The residents of this valley are also very, very concerned, not only about their water supply, which is still fresh and drinkable, for now. But less than 100 yards from the site where earth-shattering explosives are being detonated by Massey Coal, lies the Brushy Fork Impoundment – the largest lake of coal sludge in the Western Hemisphere. The instability of such impoundments is a disaster waiting to happen.
Its important to point out that, more than likely, the coal will be gone in 20 years, but what will be left if its all been blown up and the waste hasn’t gone anywhere? The lack of vision for a viable future is subverted by money, and its called greed.
Personally, I find it harder and harder to sleep in my cozy, electrified and comfortable home, while others are not so comfortable or safe. Its called Bearing Witness, a Quaker axiom – once you know, you can still chose to turn away but not from ignorance. We know now and we can chose to act, to make change, to demand change. Its in our power and it’s the right thing to do.

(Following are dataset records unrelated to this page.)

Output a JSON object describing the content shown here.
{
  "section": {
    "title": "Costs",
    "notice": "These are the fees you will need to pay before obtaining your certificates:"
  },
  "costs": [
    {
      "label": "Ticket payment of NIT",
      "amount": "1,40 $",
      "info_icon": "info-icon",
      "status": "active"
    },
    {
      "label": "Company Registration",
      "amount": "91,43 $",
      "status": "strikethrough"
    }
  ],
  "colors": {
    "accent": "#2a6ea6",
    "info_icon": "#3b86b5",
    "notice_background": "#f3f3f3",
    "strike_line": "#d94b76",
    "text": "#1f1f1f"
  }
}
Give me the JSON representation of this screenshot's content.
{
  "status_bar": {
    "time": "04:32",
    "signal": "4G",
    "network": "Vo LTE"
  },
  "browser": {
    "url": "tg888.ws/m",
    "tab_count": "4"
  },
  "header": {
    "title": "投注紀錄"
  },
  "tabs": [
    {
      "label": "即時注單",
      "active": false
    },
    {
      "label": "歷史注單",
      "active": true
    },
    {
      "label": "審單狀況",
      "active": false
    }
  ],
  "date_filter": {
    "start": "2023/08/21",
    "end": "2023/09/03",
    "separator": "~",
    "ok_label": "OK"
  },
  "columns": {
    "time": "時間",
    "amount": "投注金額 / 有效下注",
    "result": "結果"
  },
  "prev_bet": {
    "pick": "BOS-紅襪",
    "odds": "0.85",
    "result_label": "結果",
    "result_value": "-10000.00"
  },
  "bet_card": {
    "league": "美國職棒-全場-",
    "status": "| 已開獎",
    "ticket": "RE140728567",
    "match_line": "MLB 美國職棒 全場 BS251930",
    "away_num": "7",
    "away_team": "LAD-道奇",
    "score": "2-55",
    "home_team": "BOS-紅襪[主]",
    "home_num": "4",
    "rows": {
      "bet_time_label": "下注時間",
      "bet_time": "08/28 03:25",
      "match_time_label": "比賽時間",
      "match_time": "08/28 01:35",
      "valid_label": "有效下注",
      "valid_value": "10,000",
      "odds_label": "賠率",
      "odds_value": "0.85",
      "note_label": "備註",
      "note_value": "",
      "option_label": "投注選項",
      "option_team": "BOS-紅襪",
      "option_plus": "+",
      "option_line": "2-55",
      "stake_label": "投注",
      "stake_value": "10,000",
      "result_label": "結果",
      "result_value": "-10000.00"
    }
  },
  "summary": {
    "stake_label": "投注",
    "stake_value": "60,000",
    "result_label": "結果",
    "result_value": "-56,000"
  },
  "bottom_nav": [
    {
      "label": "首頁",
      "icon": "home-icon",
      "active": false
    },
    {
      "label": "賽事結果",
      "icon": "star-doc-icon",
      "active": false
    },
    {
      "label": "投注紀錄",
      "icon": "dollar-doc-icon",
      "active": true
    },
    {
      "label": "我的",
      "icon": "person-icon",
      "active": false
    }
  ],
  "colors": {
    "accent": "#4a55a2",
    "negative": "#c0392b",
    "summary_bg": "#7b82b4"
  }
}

In Arizona, Hopi and Navajo Native Americans are trudging toward a future that might include electricity. Electricity that is generated by solar and wind. Electricity that, until recently, didn’t exist on the reservation where they lived, even though many worked for Peabody Coal-fired plant! For 30+ years Peabody has used the Black Rock aquifer to transport the coal, called slurry to a station that supplied the electricity for southern Arizona, Nevada and California. Did you note that the Native Americans did not have electricity, all the while 50% of the residents were working at this coal-fired plant? Now that aquifer is history and the company, Peabody, has closed down the plant instead of going to the expense of installing scrubbers to capture the polluting carbon being emitted by the plant. Imagine, if you will, what 30+ years of emitting that has done to our atmosphere, to our lungs?
Ignorance on the part of many, myself included, helps to continue this voracious and insidious habit of supporting our comfort zones, while at the terminus of the process, many go without. Children doing their homework by daylight, quickly, or using kerosene lamps or candlelight. Where is the outrage?
My children didn’t suffer that. Just flip a switch, turn on the faucet.
Get your pencils out to write down the name of the organization that the Hopi and Navajo have formed to bring in their own electricity, their own employment by way of wind and solar farms utilizing the monies from cap-and-trade? Sandia Tribal Energy Program.
Edison has fought this, as they believe the rate-payers should get this money. If the savings from cap-and-trade can be passed on to our first citizens to be self-sustaining and self-supporting, it’s the right thing to do. And, maybe, its about time that was the agenda, for us all.
Lights, fresh water, jobs. Add in dignity and respect, and we all have hope.– Beverly Franco, Writer and Green Activist